“I didn’t think (Garcia) had given me an effort on the Texas Leaguer,” Renteria said after Friday’s victory. “If the ball falls in, you have to possibly advance.”


Renteria was quick to point out that Garcia is playing with a right knee injury that the right fielder said would have to be addressed—likely with surgery—during the offseason.

“He does have a knee that’s bothering him a little bit,” Renteria said. “I told him, ‘you certainly looked like something was bothering you.’ He said, ‘I felt it click when I came out of the box.’ ‘I said you understand you can still give me a better effort out of the box (and) he said, ‘yes, I understand that. I’m feeling this.’ We addressed it a little bit. He’ll be back in there (Saturday night). He realizes he still feels he can give us a little better effort.”

Garcia, who has been on the disabled list twice this season due to hamstring injuries, said he understood Renteria’s decision. 

“I felt a click (in the knee) and I didn’t run,” Garcia said. “Even if I felt a click I can do a better effort if I want to play and I want to play. That’s why they take me out. I felt a click and I was a little bit scared about it but I’m OK.”

Renteria said it is important down the stretch to communicate with Garcia when it comes to managing his knee.

“That’s why we had the conversation,” Renteria said. “He doesn’t want to come out of the lineup. He says he can play every day, he says, ‘I can manage this, I can play through this, I’ll be fine.’ I said then give me a little more effort on some of those plays. I get it that you may feel it but if you feel it, just explain to me what’s going on and we can manage it that way. He really doesn’t want to come out. He wants to play.

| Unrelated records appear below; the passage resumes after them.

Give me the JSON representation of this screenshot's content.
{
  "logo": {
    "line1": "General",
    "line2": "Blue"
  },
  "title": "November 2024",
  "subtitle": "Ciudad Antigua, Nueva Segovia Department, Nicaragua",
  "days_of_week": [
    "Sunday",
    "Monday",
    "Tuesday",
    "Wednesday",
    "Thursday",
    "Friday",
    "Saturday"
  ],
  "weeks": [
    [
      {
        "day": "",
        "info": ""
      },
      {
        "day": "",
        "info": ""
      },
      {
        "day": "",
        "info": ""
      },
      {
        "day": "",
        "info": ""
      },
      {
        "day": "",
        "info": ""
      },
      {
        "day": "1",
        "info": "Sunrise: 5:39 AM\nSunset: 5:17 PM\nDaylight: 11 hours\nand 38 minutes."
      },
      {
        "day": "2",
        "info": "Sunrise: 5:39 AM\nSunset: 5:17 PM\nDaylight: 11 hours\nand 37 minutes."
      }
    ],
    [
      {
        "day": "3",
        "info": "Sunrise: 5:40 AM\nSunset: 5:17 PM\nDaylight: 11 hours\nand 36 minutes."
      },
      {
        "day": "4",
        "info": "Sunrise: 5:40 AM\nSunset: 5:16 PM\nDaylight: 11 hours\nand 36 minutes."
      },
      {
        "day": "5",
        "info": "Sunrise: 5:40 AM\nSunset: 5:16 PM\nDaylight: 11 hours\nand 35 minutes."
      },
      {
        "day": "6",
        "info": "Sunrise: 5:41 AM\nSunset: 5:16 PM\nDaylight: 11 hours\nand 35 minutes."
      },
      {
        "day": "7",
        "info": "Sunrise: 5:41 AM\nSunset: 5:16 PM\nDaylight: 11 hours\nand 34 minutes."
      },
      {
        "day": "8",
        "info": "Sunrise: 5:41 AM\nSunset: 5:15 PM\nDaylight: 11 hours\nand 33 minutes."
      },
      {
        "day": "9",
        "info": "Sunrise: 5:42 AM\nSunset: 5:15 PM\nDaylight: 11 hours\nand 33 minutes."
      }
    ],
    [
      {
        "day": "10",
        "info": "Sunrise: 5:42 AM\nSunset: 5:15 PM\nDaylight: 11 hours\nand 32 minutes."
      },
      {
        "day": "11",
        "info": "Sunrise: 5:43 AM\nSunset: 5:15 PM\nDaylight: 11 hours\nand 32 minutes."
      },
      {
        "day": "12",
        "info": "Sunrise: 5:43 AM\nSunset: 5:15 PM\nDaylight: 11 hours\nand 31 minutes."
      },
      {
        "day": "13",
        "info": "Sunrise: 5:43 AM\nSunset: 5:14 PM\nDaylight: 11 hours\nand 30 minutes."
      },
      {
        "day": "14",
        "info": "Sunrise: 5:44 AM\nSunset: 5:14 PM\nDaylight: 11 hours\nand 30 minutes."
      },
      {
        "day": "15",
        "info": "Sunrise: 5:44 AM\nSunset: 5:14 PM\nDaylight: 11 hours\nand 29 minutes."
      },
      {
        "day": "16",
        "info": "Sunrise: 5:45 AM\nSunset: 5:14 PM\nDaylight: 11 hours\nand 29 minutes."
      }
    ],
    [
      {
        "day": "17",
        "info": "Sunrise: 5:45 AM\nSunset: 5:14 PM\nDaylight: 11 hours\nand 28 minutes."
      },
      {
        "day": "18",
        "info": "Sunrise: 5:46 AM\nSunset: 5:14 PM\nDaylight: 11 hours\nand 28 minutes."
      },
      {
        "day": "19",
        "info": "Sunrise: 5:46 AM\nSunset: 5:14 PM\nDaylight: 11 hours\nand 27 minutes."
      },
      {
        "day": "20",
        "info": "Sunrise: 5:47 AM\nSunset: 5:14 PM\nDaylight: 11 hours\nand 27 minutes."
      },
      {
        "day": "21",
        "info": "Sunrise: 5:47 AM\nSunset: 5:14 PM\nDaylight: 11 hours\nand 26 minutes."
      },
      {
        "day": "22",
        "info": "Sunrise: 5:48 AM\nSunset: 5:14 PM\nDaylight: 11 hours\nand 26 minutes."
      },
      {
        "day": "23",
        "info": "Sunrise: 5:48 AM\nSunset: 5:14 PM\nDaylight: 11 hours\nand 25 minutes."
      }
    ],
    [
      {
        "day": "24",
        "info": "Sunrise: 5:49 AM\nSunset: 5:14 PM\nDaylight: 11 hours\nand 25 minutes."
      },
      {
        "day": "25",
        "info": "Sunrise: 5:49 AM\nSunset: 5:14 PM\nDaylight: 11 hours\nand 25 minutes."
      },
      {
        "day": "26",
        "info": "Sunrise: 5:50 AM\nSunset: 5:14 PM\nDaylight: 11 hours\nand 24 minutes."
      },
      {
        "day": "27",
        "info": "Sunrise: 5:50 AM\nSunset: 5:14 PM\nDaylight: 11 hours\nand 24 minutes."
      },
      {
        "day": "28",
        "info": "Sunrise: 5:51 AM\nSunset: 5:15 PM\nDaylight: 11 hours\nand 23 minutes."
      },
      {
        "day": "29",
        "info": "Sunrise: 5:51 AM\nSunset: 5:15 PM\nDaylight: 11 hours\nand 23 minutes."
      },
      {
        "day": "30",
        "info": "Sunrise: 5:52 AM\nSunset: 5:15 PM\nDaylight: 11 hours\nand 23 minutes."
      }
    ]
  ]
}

“We’ve never had a problem with (Garcia),” Renteria added. “Despite a couple times here or there where we’ve taken him out, if you watch him he busts his rear end pretty much all the time. That was a rarity. At that particular point in time it was my decision to pull him out.”

Garcia said he will continue to play through the knee issue.

“I just have to keep going,” Garcia said. “But I was scared a little bit because I felt like a click. But at the same time, I didn’t run hard enough so I’m OK with it. I’m good to play.”

When asked if Garcia will get the knee taken care of following the season, he responded, “yeah, for sure. One-hundred percent.”